But I will take a step back. I visited New York twice recently – first in November for my interview, and second for the Camp Dudley Leaders’ Luncheon a month later. In between, I was offered the position and took it. A lot changed, or at least was clarified, for me between those two visits. In November, the foreignness of a big city was augmented by the nervous anticipation I felt about my interview. I’d interviewed for various opportunities before, and I’ve always felt relatively comfortable conversing with others and thinking on my feet, but I’d never walked a mile in a suit on a cold New York morning or spent six straight hours with fielding questions. And even though I walked out of the office feeling excellent about the day (the most technical aspect was a writing sample, of all things!), I kept wanting to convince myself that I was an unworthy candidate. That a position in a New York office would take months and months of seeking a needle in a haystack.

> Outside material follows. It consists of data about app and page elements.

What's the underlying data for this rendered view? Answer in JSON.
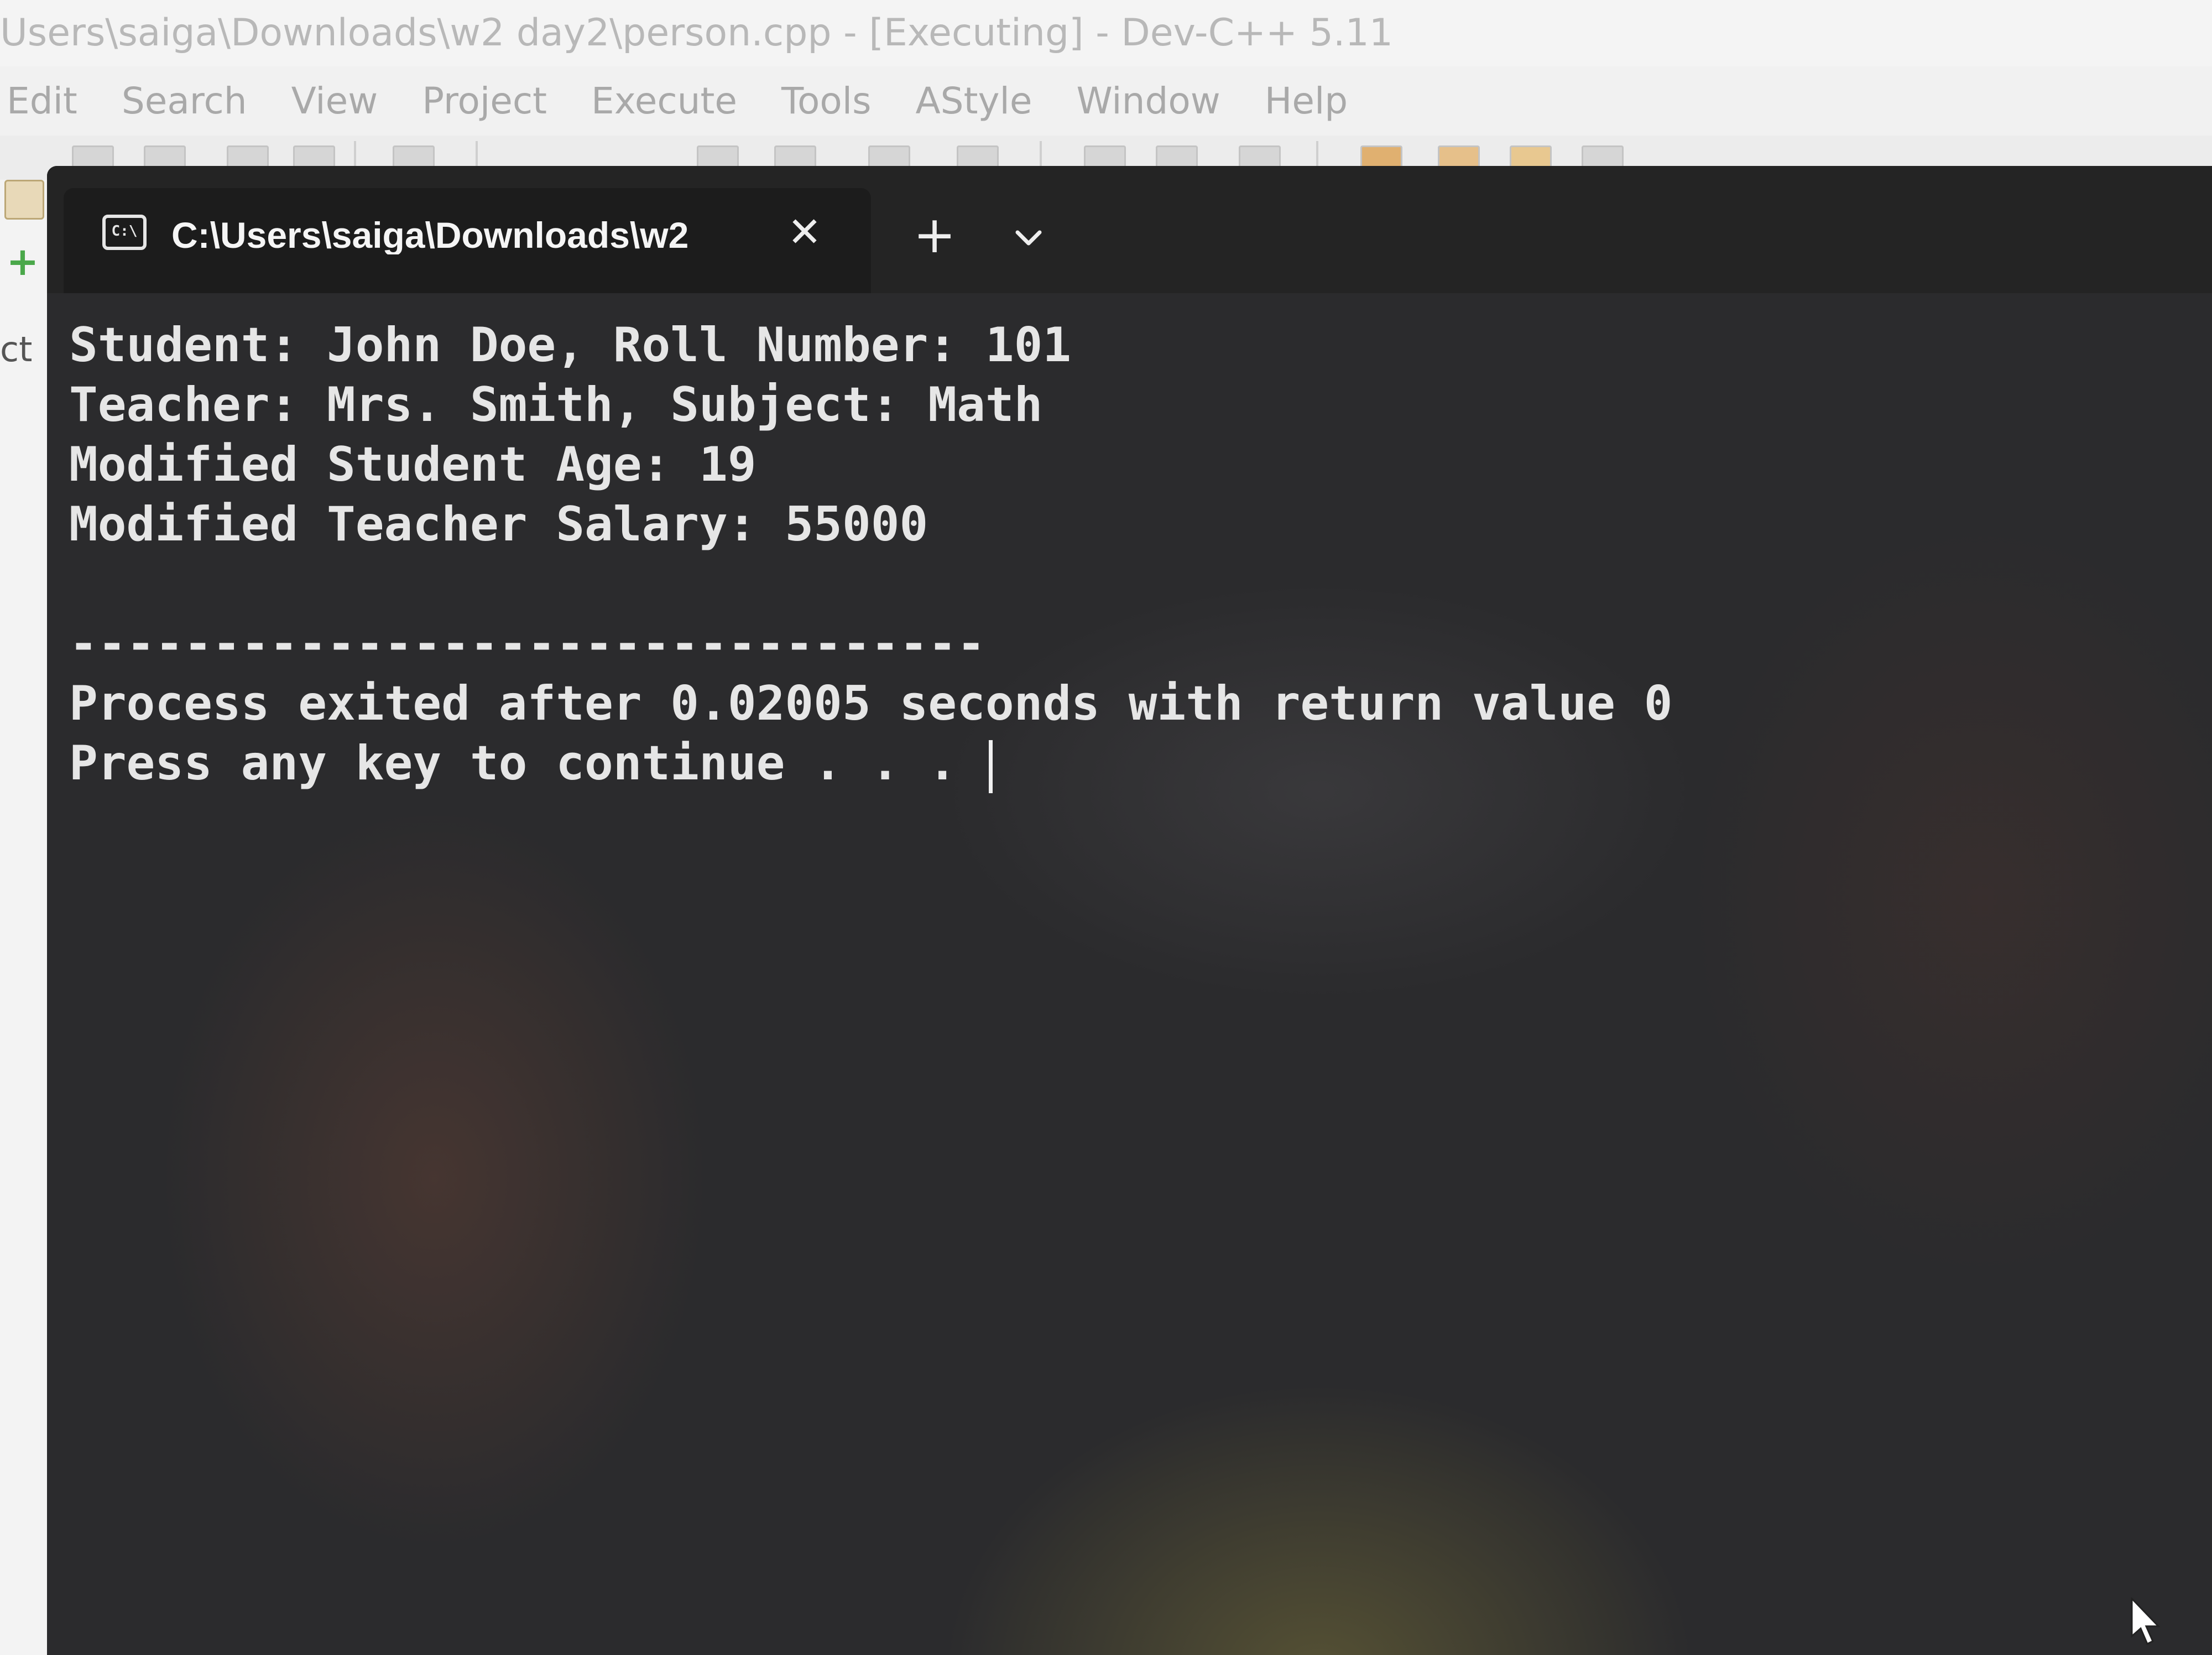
{
  "ide": {
    "title": "Users\\saiga\\Downloads\\w2 day2\\person.cpp - [Executing] - Dev-C++ 5.11",
    "menu": [
      "Edit",
      "Search",
      "View",
      "Project",
      "Execute",
      "Tools",
      "AStyle",
      "Window",
      "Help"
    ],
    "side_label": "ct"
  },
  "terminal": {
    "tab_icon_text": "C:\\",
    "tab_title": "C:\\Users\\saiga\\Downloads\\w2",
    "close_glyph": "✕",
    "new_tab_glyph": "+",
    "output_lines": [
      "Student: John Doe, Roll Number: 101",
      "Teacher: Mrs. Smith, Subject: Math",
      "Modified Student Age: 19",
      "Modified Teacher Salary: 55000",
      "",
      "--------------------------------",
      "Process exited after 0.02005 seconds with return value 0",
      "Press any key to continue . . . "
    ]
  },
  "icons": {
    "tab_icon": "terminal-icon",
    "close": "close-icon",
    "new_tab": "plus-icon",
    "dropdown": "chevron-down-icon",
    "pointer": "mouse-pointer-icon"
  },
  "colors": {
    "terminal_bg": "#1a1a1a",
    "console_text": "#e6e6e6",
    "ide_menu_text": "#a9a9a9"
  }
}
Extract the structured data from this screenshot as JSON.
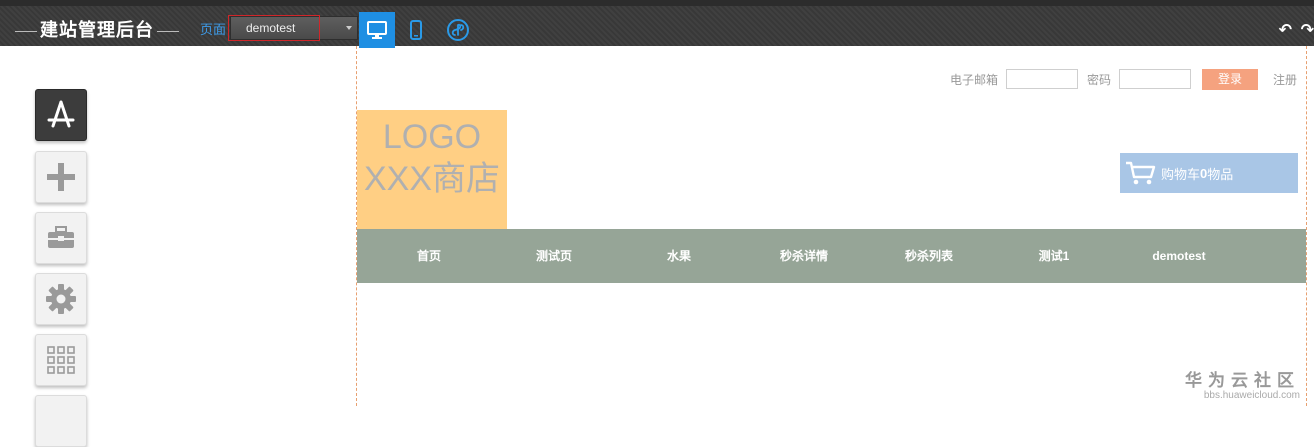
{
  "header": {
    "brand": "建站管理后台",
    "page_label": "页面",
    "page_select_value": "demotest",
    "devices": [
      "desktop-icon",
      "mobile-icon",
      "mini-program-icon"
    ],
    "undo_icon": "undo-icon",
    "redo_icon": "redo-icon",
    "accent_color": "#1f8fe3"
  },
  "tools": [
    "app-store-icon",
    "plus-icon",
    "toolbox-icon",
    "gear-icon",
    "grid-icon"
  ],
  "site": {
    "login": {
      "email_label": "电子邮箱",
      "password_label": "密码",
      "login_button": "登录",
      "register_link": "注册"
    },
    "logo_line1": "LOGO",
    "logo_line2": "XXX商店",
    "cart": {
      "prefix": "购物车",
      "count": "0",
      "suffix": "物品"
    },
    "nav": [
      "首页",
      "测试页",
      "水果",
      "秒杀详情",
      "秒杀列表",
      "测试1",
      "demotest"
    ]
  },
  "watermark": {
    "title": "华为云社区",
    "url": "bbs.huaweicloud.com"
  }
}
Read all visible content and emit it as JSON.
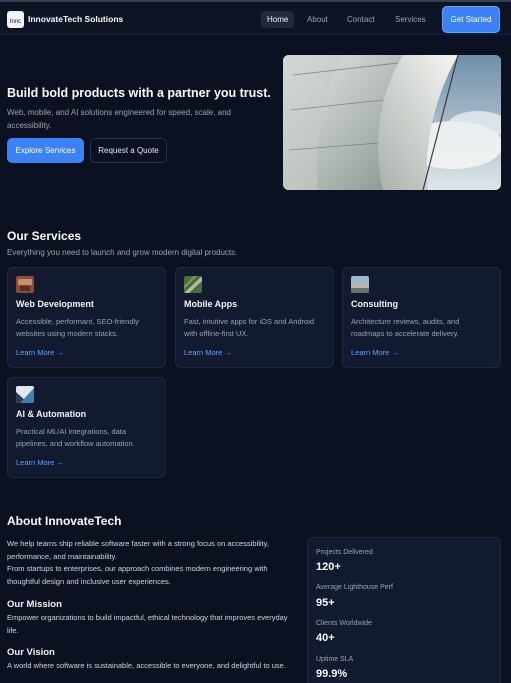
{
  "nav": {
    "logo_alt": "Innc",
    "brand": "InnovateTech Solutions",
    "links": [
      {
        "label": "Home",
        "active": true
      },
      {
        "label": "About",
        "active": false
      },
      {
        "label": "Contact",
        "active": false
      },
      {
        "label": "Services",
        "active": false
      }
    ],
    "cta_label": "Get Started"
  },
  "hero": {
    "title": "Build bold products with a partner you trust.",
    "subtitle": "Web, mobile, and AI solutions engineered for speed, scale, and accessibility.",
    "primary_button": "Explore Services",
    "secondary_button": "Request a Quote"
  },
  "services": {
    "title": "Our Services",
    "subtitle": "Everything you need to launch and grow modern digital products.",
    "cards": [
      {
        "title": "Web Development",
        "description": "Accessible, performant, SEO-friendly websites using modern stacks.",
        "link": "Learn More →"
      },
      {
        "title": "Mobile Apps",
        "description": "Fast, intuitive apps for iOS and Android with offline-first UX.",
        "link": "Learn More →"
      },
      {
        "title": "Consulting",
        "description": "Architecture reviews, audits, and roadmaps to accelerate delivery.",
        "link": "Learn More →"
      },
      {
        "title": "AI & Automation",
        "description": "Practical ML/AI integrations, data pipelines, and workflow automation.",
        "link": "Learn More →"
      }
    ]
  },
  "about": {
    "title": "About InnovateTech",
    "paragraph1": "We help teams ship reliable software faster with a strong focus on accessibility, performance, and maintainability.",
    "paragraph2": "From startups to enterprises, our approach combines modern engineering with thoughtful design and inclusive user experiences.",
    "mission_heading": "Our Mission",
    "mission_text": "Empower organizations to build impactful, ethical technology that improves everyday life.",
    "vision_heading": "Our Vision",
    "vision_text": "A world where software is sustainable, accessible to everyone, and delightful to use."
  },
  "stats": [
    {
      "label": "Projects Delivered",
      "value": "120+"
    },
    {
      "label": "Average Lighthouse Perf",
      "value": "95+"
    },
    {
      "label": "Clients Worldwide",
      "value": "40+"
    },
    {
      "label": "Uptime SLA",
      "value": "99.9%"
    }
  ],
  "colors": {
    "background": "#0b1120",
    "accent": "#3b82f6",
    "link": "#60a5fa",
    "card": "#111a2e"
  }
}
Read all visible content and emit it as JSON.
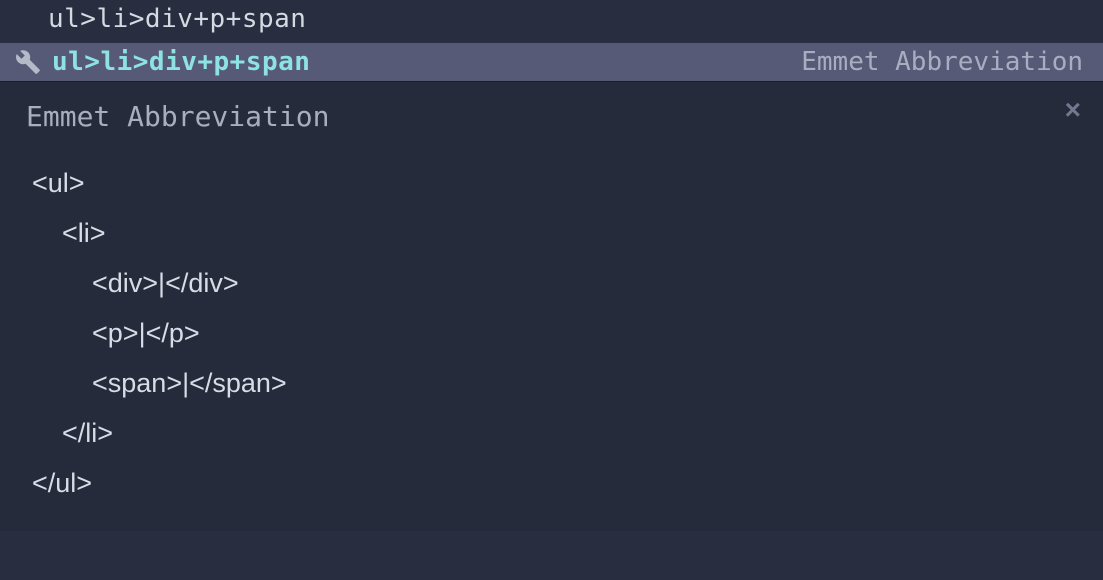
{
  "editor": {
    "input_text": "ul>li>div+p+span"
  },
  "suggestion": {
    "abbreviation": "ul>li>div+p+span",
    "type_label": "Emmet Abbreviation"
  },
  "preview": {
    "title": "Emmet Abbreviation",
    "code": "<ul>\n    <li>\n        <div>|</div>\n        <p>|</p>\n        <span>|</span>\n    </li>\n</ul>"
  },
  "icons": {
    "wrench": "wrench-icon",
    "close": "×"
  }
}
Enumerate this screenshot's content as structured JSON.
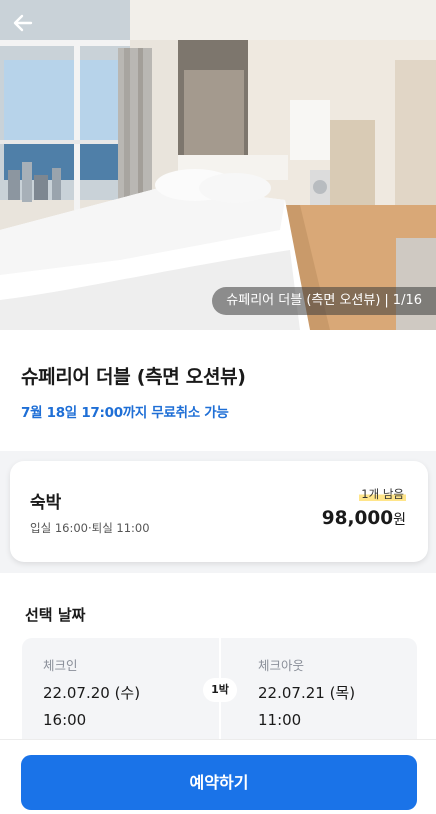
{
  "hero": {
    "caption_name": "슈페리어 더블 (측면 오션뷰)",
    "caption_separator": "|",
    "caption_counter": "1/16"
  },
  "room": {
    "title": "슈페리어 더블 (측면 오션뷰)",
    "cancel_note": "7월 18일 17:00까지 무료취소 가능"
  },
  "stay_card": {
    "label": "숙박",
    "times": "입실 16:00·퇴실 11:00",
    "remaining": "1개 남음",
    "price": "98,000",
    "price_unit": "원"
  },
  "dates": {
    "heading": "선택 날짜",
    "checkin_label": "체크인",
    "checkin_date": "22.07.20 (수)",
    "checkin_time": "16:00",
    "checkout_label": "체크아웃",
    "checkout_date": "22.07.21 (목)",
    "checkout_time": "11:00",
    "nights": "1박"
  },
  "footer": {
    "reserve_label": "예약하기"
  },
  "colors": {
    "accent": "#1a73e8",
    "cancel_text": "#1f6fd6",
    "badge_highlight": "#ffe58a"
  },
  "icons": {
    "back": "arrow-left-icon"
  }
}
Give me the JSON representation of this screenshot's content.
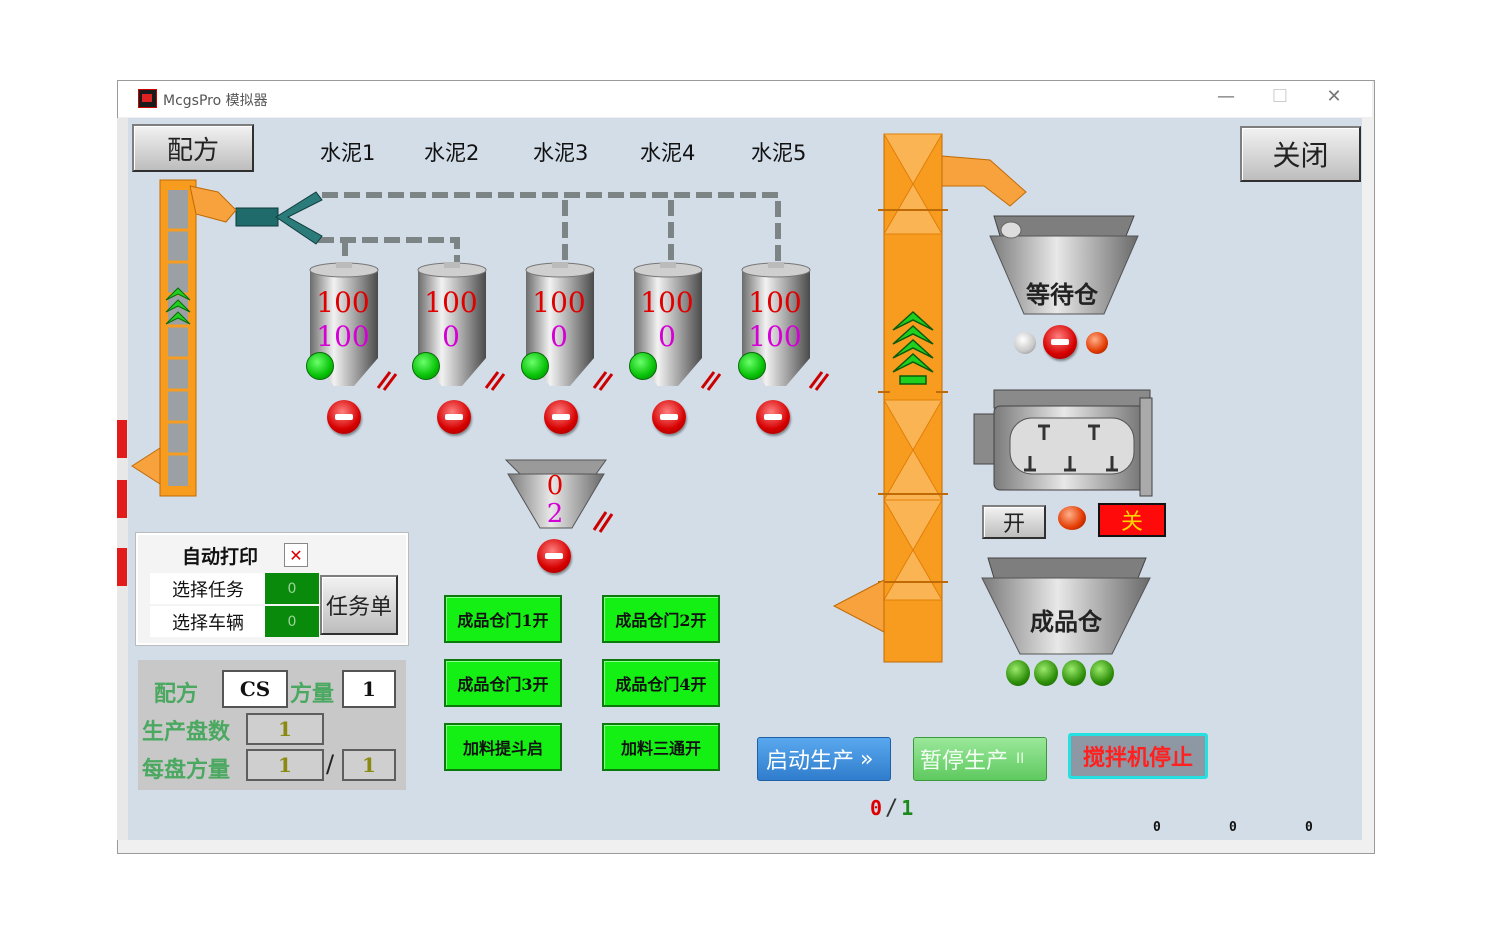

A month later, I arrived in New York, still as inexperienced to city life as ever, but with a clear vision about my future. I bought a MetroCard and loaded it with $40. I sipped a coffee and thought about the small shop not as a tourist stop but as a cafe that could be an everyday destination on my way to work. I went for a run and realized the biggest hills that will be available to me are ramps leading up to bridges and overpasses. Amidst all these thoughts of change, I felt confident–optimistic about the transition my life will undergo in six months’ time and appreciative of my rural upbringing and college experience.
In November, I was just trying to fit a mold of what I thought a young New York employee should be. Fortunately for me, I think enough of my true self shown through. When I returned in December, I realized I won’t have to hide in any shadow–that I can adapt to New York without having to change a thing about my motivations and aspirations.
It will be a big adventure. I hope to always have the big picture in mind, so that when things get craziest, I can take a step back and laugh about it. But mostly, I want to embrace it all as a learning opportunity. If I learn every day, I know that will love it.